The following year Gipps wrote The Ox and the Ass: Introduction and Carol, op. 71 for double bass and piano. It exists in other versions, including for contra bassoon and with chamber orchestra. The work is based on a carol with words authored by the composer: “The first of His disciples attended at His birth/And watched with gentle eyes their Saviour born on earth…” Gipps uses the two instruments to paint a musical picture of the text. There is no doubt that it is inspired by the folksong/modal character of Ralph Vaughan Williams. It is “tonal, traditional and very accessible.”
Opalescence, op. 72 (1989) is my favourite number on this CD and is one of my minor discoveries of 2021. It is remarkable for its impressionism. The title is defined as “reflecting an iridescent light.” Merriam’s Dictionary describes the word well as “a lustrous rainbowlike play of colour caused by differential refraction of light waves (as from an oil slick, soap bubble, or fish scales) that tends to change as the angle of view changes.” This is complex and virtuosic music that Honeybourne describes as being “gratefully pianistic.” Certainly the balance between chromaticism, dense chords, and intricate figurations makes this tone poem a perfect manifestation of the title. It was dedicated to the American pianist Selma Epstein.
The latest piece on this disc is the remarkable Sonata for Double Bass and Piano, op. 81, completed in 1996, just three years before Gipps’s death. It was her final composition. The present soloist explains in the liner notes that he had asked her for a new double bass piece. What captured my ear was the idiomatic writing for the instrument. Gipps had confessed to David Heyes that she had “come to the conclusion that after studying music for 71 years [her] ignorance about the double bass would fill a book.” It was a self-deprecating statement. A lot of the work’s progress uses the lower register of the bass. Yet this is not lumbering music; the lyrical and cantabile nature is always to the fore. There is not a surfeit of harmonics, trying to make the instrument what it is not meant to be. There is some pizzicato, especially in the “jaunty” final movement, and here and there a welcome jazzy mood emerges. The programme notes are correct in stating that this Sonata gives the double bass equal billing to the piano. It should be in the repertoire of all bassists.

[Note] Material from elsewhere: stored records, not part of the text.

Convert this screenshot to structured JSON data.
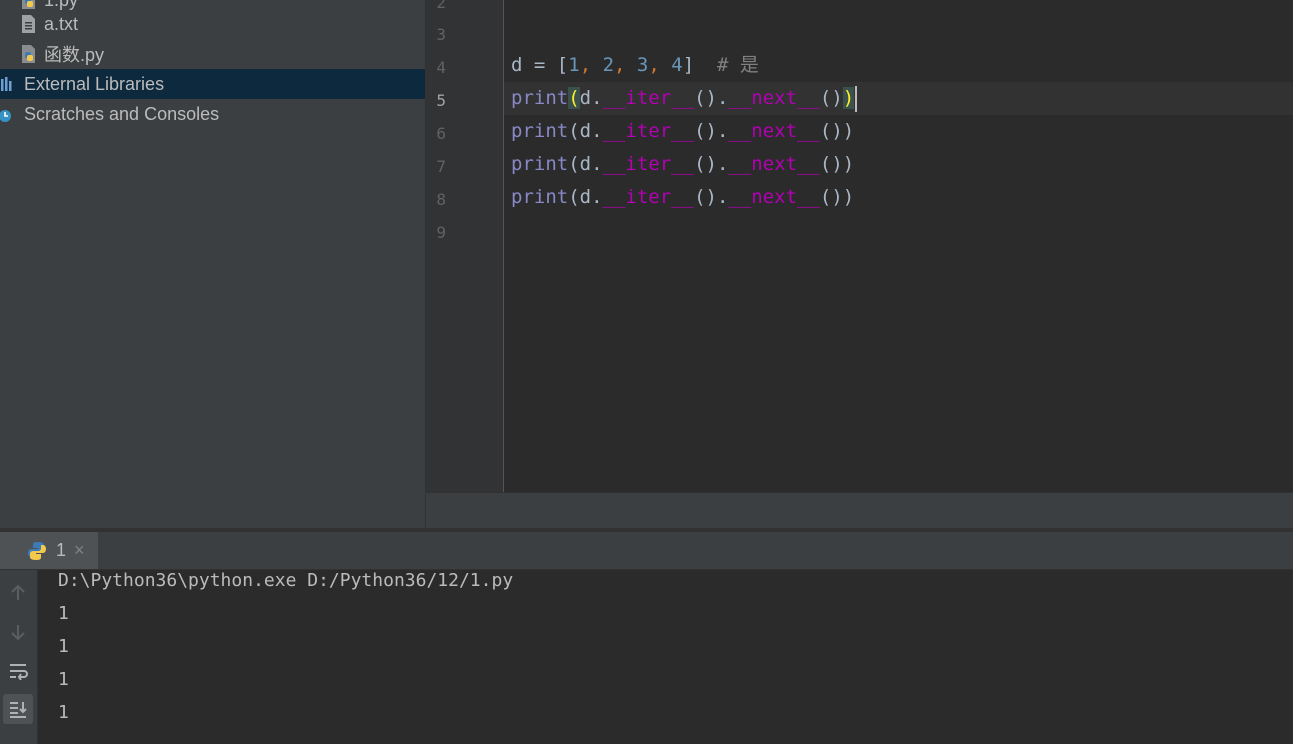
{
  "project_tree": {
    "items": [
      {
        "label": "1.py",
        "icon": "python-file-icon",
        "selected": false
      },
      {
        "label": "a.txt",
        "icon": "text-file-icon",
        "selected": false
      },
      {
        "label": "函数.py",
        "icon": "python-file-icon",
        "selected": false
      },
      {
        "label": "External Libraries",
        "icon": "library-icon",
        "selected": true
      },
      {
        "label": "Scratches and Consoles",
        "icon": "scratches-icon",
        "selected": false
      }
    ]
  },
  "editor": {
    "line_numbers": [
      "2",
      "3",
      "4",
      "5",
      "6",
      "7",
      "8",
      "9"
    ],
    "current_line": "5",
    "lines": {
      "l4": {
        "var": "d",
        "eq": " = ",
        "open": "[",
        "n1": "1",
        "c1": ", ",
        "n2": "2",
        "c2": ", ",
        "n3": "3",
        "c3": ", ",
        "n4": "4",
        "close": "]",
        "comment": "  # 是"
      },
      "call": {
        "func": "print",
        "open": "(",
        "obj": "d.",
        "iter": "__iter__",
        "mid": "().",
        "next": "__next__",
        "tail": "()",
        "close": ")"
      }
    }
  },
  "run_panel": {
    "tab_label": "1",
    "close_glyph": "×",
    "console": {
      "command": "D:\\Python36\\python.exe D:/Python36/12/1.py",
      "outputs": [
        "1",
        "1",
        "1",
        "1"
      ]
    },
    "tools": [
      "up-arrow-icon",
      "down-arrow-icon",
      "soft-wrap-icon",
      "scroll-to-end-icon"
    ]
  },
  "colors": {
    "editor_bg": "#2b2b2b",
    "sidebar_bg": "#3c3f41",
    "selection": "#0d293e",
    "keyword_func": "#8888c6",
    "number": "#6897bb",
    "dunder": "#b200b2",
    "comment": "#808080"
  }
}
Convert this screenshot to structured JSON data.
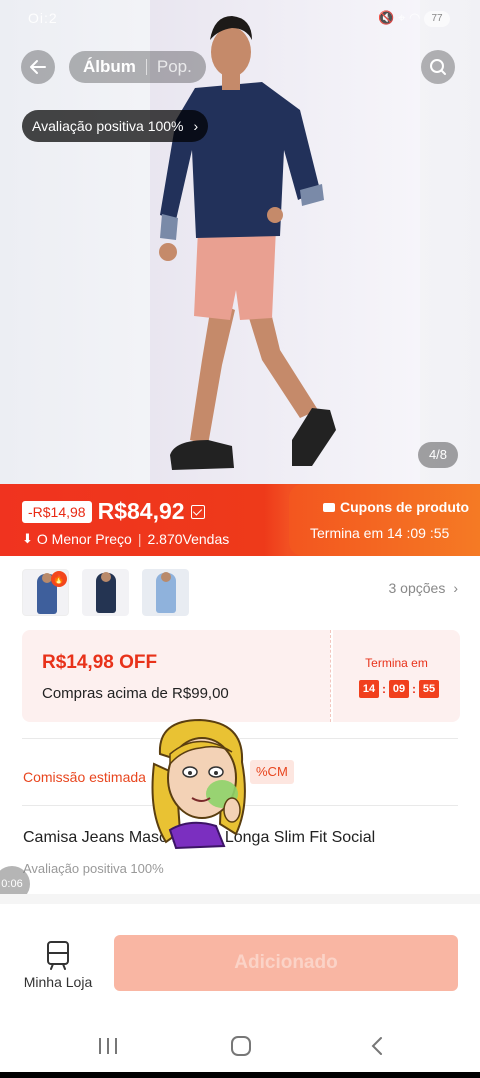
{
  "status_bar": {
    "time": "Oi:2",
    "battery": "77"
  },
  "header": {
    "segments": [
      "Álbum",
      "Pop."
    ],
    "evaluation_pill": "Avaliação positiva 100%"
  },
  "gallery": {
    "counter": "4/8"
  },
  "price": {
    "discount": "-R$14,98",
    "current": "R$84,92",
    "lowest_label": "O Menor Preço",
    "sales": "2.870Vendas"
  },
  "coupon_banner": {
    "title": "Cupons de produto",
    "ends": "Termina em 14 :09 :55"
  },
  "variants": {
    "options_label": "3 opções",
    "thumbs": [
      {
        "color": "#3e5f9c",
        "hot": "🔥"
      },
      {
        "color": "#243452",
        "hot": ""
      },
      {
        "color": "#8fb2dc",
        "hot": ""
      }
    ]
  },
  "coupon_card": {
    "off": "R$14,98 OFF",
    "condition": "Compras acima de R$99,00",
    "ends_label": "Termina em",
    "timer": [
      "14",
      "09",
      "55"
    ]
  },
  "commission": {
    "label": "Comissão estimada",
    "tag": "%CM"
  },
  "product": {
    "title": "Camisa Jeans Masc  Manga Longa Slim Fit Social",
    "evaluation": "Avaliação positiva 100%",
    "video_time": "0:06"
  },
  "bottom": {
    "store_label": "Minha Loja",
    "add_button": "Adicionado"
  },
  "colors": {
    "accent": "#ee3a1a",
    "orange": "#f46a1e",
    "disabled_button": "#f9b6a3"
  }
}
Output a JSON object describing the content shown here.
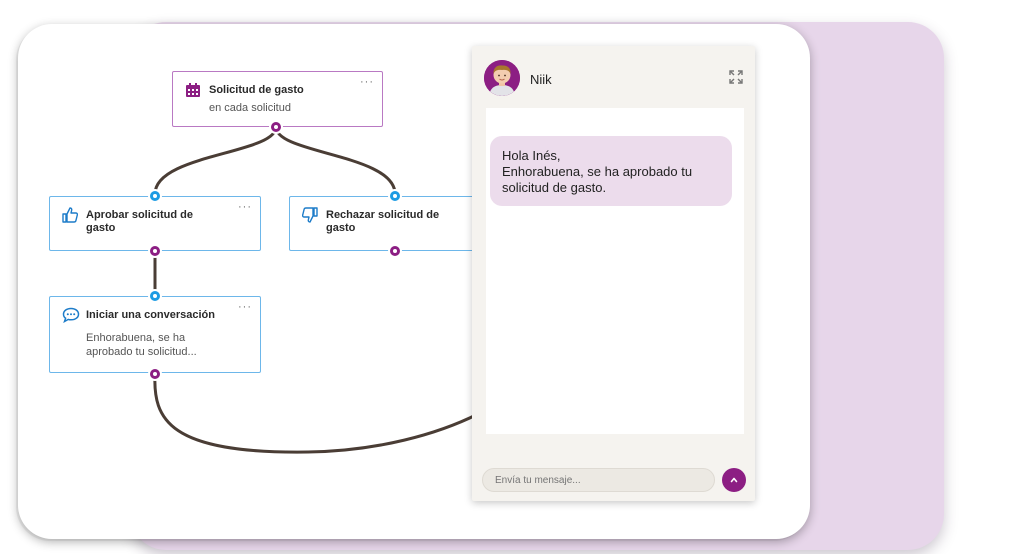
{
  "flow": {
    "trigger": {
      "title": "Solicitud de gasto",
      "subtitle": "en cada solicitud",
      "icon": "calendar-icon",
      "menu": "···"
    },
    "approve": {
      "title_line1": "Aprobar solicitud de",
      "title_line2": "gasto",
      "icon": "thumbs-up-icon",
      "menu": "···"
    },
    "reject": {
      "title_line1": "Rechazar solicitud de",
      "title_line2": "gasto",
      "icon": "thumbs-down-icon"
    },
    "conversation": {
      "title": "Iniciar una conversación",
      "subtitle_line1": "Enhorabuena, se ha",
      "subtitle_line2": "aprobado tu solicitud...",
      "icon": "chat-bubble-icon",
      "menu": "···"
    }
  },
  "chat": {
    "bot_name": "Niik",
    "message": [
      "Hola Inés,",
      "Enhorabuena, se ha aprobado tu",
      "solicitud de gasto."
    ],
    "input_placeholder": "Envía tu mensaje...",
    "send_icon": "arrow-up-icon",
    "expand_icon": "expand-icon"
  },
  "colors": {
    "accent": "#8c1e83",
    "input_port": "#1d9be3",
    "node_border": "#6db7ea",
    "trigger_border": "#b979c3",
    "connector": "#4a3d35",
    "bubble": "#ecdcec",
    "background_card": "#e7d6ea"
  }
}
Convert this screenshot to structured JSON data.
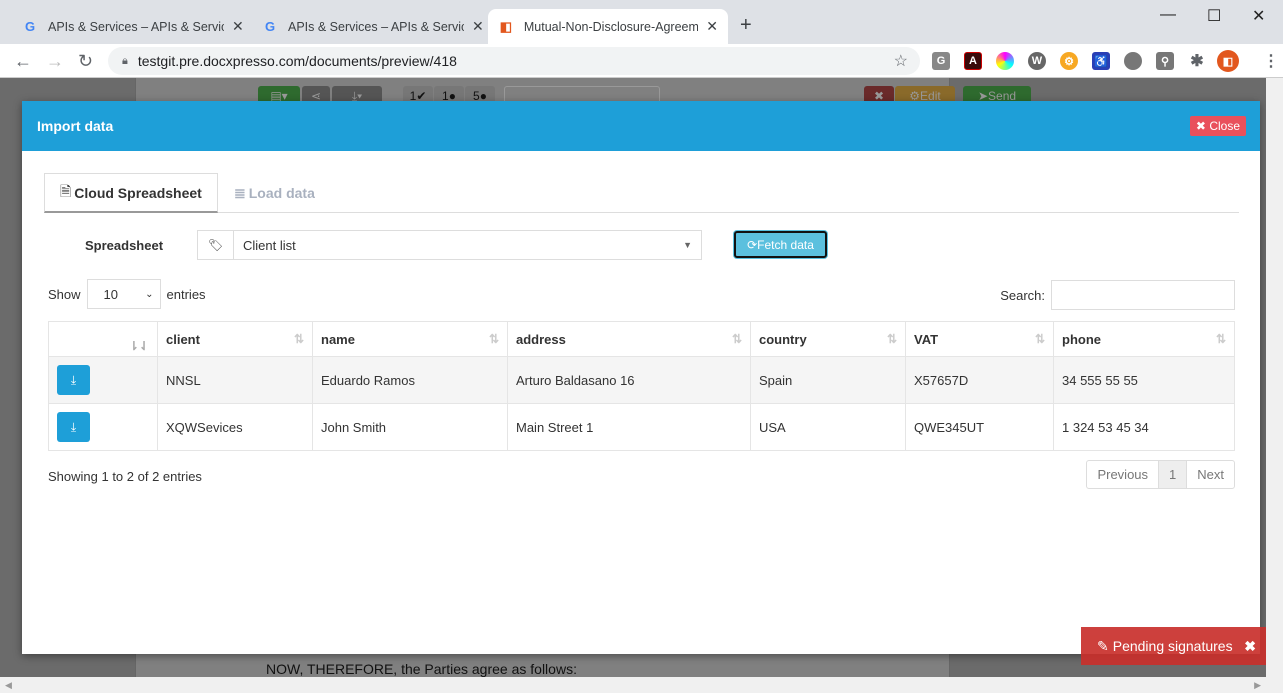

The three performers bring extraordinary talent and enthusiasm to this repertoire. The sound quality of the recording is bright and immediate. The liner notes are written mainly by Duncan Honeybourne but include contributions from David Heyes and Joseph Spooner. They are informative and detailed and provides everything the listener needs to know about this diverse music. The artwork on the CD gatefold cover is by Steve Plews, Prima Facie’s record producer: it is a vibrant, abstract oil painting of Ruth Gipps conducting. One thing, at fifty-two minutes duration, this CD is a wee bit short. Surely another couple of pieces could have been squeezed in. How about the Kensington Garden Suite for oboe and piano, op. 2 (1938) or the Sea-Shore Suite for oboe and piano, op. 3b dating from 1939? Or maybe the evocative sounding Sea Nymph, ballet for two pianos op. 14 (1941)?
This “Centenary” release of Gipps’s music is a valuable addition to the slowly growing inventory of her recorded music. Looking at her catalogue reveals much still to do.